### Input data ###

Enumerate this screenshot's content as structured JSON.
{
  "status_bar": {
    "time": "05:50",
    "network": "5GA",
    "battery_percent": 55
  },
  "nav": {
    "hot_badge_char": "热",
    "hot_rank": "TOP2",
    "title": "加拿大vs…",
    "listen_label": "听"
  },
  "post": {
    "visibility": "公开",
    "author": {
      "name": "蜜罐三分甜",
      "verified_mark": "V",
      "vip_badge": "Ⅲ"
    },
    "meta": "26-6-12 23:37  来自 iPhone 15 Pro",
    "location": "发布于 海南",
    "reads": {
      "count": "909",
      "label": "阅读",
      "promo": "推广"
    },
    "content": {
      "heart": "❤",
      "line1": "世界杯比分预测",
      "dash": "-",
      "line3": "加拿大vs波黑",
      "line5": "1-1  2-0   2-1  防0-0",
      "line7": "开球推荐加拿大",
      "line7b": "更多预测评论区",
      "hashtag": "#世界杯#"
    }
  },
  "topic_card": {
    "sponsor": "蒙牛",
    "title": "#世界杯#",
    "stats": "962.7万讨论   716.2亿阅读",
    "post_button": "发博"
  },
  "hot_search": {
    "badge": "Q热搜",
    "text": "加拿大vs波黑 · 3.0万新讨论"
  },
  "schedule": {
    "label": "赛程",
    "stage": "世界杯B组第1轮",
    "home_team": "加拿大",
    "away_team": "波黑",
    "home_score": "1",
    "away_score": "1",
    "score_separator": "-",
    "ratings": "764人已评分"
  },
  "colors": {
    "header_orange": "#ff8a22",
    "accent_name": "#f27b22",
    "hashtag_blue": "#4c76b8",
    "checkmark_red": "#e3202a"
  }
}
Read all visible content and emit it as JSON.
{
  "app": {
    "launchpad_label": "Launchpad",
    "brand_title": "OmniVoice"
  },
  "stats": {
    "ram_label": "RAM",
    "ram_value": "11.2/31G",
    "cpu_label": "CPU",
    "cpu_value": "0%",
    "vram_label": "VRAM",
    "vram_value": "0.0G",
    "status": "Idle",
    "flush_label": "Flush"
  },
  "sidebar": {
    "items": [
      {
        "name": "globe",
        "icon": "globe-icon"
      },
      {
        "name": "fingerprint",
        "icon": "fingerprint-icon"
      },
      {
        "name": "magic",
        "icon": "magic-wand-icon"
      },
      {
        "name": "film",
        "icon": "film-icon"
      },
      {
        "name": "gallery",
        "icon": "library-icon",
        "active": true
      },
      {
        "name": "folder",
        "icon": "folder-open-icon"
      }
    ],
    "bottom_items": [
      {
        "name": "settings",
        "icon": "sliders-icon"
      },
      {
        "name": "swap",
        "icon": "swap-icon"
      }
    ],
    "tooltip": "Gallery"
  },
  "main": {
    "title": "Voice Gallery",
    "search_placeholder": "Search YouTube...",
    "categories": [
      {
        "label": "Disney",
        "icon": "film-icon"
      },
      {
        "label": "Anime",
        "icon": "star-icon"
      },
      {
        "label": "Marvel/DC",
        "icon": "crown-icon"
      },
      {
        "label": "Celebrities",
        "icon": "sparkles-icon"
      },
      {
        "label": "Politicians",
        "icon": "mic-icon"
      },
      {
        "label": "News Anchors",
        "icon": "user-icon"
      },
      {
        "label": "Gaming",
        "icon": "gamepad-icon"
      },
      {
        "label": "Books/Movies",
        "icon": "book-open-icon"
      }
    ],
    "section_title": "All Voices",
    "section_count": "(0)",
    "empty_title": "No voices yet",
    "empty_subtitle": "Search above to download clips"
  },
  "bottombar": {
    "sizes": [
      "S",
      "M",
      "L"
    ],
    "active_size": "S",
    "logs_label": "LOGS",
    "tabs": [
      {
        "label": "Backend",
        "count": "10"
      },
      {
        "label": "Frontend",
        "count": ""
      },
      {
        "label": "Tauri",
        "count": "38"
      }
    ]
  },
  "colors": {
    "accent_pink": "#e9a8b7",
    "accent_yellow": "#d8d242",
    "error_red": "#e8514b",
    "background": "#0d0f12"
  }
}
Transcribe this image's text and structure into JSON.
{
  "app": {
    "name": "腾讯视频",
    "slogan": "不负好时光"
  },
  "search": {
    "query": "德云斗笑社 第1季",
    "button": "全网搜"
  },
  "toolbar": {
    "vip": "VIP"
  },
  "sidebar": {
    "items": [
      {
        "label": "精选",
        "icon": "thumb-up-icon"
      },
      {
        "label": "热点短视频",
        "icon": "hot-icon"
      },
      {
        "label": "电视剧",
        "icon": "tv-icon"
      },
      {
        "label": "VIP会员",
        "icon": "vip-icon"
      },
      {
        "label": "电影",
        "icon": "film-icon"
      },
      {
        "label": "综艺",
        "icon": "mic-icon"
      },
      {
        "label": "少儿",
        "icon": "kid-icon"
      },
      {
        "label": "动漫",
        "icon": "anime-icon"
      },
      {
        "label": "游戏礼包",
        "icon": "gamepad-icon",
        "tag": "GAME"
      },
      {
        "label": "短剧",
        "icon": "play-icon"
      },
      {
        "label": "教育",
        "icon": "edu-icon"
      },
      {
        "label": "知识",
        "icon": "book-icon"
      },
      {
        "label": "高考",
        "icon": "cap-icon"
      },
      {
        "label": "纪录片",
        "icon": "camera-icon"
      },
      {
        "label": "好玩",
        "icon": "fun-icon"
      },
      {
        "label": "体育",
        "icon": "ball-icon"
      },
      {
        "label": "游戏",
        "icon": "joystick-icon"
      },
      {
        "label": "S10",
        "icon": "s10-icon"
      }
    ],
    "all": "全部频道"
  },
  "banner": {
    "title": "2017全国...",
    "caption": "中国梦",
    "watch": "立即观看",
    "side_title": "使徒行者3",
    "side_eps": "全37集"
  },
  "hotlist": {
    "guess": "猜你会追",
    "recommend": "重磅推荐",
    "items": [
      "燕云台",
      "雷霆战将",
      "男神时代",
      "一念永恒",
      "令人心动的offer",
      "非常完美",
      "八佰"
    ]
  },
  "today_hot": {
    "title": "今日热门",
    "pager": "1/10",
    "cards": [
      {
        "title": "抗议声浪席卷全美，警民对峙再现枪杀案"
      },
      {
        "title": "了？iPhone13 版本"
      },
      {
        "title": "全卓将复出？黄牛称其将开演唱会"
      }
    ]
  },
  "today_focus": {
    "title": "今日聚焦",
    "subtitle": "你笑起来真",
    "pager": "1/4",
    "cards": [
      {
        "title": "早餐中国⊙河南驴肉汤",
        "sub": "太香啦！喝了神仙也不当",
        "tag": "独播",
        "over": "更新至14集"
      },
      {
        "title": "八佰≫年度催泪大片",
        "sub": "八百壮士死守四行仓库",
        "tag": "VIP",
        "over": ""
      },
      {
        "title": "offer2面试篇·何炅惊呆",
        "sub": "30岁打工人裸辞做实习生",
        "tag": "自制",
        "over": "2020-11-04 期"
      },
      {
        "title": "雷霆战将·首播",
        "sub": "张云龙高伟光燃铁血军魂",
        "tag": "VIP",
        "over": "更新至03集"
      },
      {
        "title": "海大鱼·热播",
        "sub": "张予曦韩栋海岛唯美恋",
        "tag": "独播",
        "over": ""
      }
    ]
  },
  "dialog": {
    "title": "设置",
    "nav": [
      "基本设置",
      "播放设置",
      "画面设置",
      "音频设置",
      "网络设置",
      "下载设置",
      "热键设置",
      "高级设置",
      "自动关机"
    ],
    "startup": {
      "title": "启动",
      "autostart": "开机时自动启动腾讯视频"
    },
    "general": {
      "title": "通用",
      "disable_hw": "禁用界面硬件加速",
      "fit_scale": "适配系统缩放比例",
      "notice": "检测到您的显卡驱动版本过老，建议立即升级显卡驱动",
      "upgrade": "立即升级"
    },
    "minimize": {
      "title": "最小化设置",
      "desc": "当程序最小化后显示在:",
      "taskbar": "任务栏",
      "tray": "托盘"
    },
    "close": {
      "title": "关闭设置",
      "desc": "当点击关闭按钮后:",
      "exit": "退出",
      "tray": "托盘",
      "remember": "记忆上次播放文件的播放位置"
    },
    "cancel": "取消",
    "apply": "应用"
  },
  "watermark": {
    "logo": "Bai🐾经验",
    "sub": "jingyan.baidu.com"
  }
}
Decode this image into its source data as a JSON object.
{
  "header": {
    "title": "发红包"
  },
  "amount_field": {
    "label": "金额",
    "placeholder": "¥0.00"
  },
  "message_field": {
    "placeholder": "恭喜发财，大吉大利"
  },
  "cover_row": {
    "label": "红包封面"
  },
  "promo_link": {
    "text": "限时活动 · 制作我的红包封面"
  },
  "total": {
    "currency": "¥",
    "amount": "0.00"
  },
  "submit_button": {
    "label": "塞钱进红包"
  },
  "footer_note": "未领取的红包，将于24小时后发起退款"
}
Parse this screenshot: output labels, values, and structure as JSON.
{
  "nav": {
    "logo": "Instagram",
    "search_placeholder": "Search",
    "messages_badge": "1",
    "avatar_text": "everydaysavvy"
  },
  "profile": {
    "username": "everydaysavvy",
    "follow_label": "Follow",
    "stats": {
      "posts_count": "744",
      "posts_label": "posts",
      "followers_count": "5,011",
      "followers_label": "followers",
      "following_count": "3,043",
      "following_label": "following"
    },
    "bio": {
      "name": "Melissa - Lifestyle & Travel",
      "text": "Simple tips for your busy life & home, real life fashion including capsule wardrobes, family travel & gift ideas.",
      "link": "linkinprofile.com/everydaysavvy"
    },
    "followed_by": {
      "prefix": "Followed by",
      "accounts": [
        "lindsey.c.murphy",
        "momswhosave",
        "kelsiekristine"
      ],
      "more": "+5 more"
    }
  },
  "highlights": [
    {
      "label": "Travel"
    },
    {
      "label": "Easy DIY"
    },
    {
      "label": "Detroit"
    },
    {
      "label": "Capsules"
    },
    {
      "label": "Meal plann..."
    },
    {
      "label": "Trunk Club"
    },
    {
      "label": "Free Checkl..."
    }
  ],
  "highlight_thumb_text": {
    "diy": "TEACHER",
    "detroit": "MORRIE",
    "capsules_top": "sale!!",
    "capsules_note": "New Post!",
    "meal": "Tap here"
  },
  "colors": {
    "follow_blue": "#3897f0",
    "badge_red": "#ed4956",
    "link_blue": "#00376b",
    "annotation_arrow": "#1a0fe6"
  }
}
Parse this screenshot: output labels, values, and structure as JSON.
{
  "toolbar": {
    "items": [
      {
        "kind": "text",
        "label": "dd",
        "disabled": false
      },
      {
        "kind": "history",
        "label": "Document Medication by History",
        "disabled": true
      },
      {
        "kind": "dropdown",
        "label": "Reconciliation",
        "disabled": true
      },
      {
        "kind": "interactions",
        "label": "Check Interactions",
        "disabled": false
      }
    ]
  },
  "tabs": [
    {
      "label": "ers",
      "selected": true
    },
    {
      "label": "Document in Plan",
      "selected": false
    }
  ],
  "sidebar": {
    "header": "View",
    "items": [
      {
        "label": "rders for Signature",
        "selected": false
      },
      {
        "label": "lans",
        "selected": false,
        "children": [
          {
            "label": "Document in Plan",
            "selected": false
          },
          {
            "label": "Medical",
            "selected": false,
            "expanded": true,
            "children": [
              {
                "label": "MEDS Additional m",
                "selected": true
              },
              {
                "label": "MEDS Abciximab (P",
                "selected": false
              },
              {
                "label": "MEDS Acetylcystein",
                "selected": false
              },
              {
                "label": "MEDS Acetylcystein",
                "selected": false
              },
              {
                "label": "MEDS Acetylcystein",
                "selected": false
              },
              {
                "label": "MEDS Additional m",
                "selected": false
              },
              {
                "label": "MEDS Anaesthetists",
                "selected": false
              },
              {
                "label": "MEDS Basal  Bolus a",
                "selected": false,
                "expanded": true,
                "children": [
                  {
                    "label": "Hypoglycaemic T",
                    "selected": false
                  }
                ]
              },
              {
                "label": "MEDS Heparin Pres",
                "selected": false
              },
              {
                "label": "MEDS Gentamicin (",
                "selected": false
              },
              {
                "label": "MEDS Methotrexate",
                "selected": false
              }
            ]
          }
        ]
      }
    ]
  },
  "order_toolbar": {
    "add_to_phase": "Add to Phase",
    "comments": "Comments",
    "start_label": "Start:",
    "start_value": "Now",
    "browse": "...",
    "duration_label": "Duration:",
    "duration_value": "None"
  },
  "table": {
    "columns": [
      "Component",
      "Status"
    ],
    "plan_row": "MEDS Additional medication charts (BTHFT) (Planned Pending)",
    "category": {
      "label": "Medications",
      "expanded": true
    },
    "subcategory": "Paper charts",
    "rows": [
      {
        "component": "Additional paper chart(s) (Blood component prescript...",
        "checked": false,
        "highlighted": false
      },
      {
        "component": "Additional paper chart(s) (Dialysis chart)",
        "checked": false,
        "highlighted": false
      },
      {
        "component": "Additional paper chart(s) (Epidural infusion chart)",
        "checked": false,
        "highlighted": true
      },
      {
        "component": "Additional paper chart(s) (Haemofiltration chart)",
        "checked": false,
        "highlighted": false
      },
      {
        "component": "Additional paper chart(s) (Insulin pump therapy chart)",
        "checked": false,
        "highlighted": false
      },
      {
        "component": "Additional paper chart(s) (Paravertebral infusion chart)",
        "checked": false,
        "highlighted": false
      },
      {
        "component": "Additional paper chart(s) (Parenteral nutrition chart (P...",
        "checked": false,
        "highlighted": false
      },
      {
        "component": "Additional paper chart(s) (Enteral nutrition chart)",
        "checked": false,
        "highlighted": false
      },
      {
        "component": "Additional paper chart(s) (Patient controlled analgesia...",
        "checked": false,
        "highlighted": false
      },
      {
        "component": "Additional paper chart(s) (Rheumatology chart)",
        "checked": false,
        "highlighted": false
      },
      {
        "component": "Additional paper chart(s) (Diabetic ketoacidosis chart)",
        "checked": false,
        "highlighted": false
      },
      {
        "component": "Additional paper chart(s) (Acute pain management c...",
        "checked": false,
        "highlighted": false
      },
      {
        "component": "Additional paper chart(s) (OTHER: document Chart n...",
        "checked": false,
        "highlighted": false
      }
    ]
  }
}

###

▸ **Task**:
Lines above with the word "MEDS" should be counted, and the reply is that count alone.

▸ **Answer box**:
12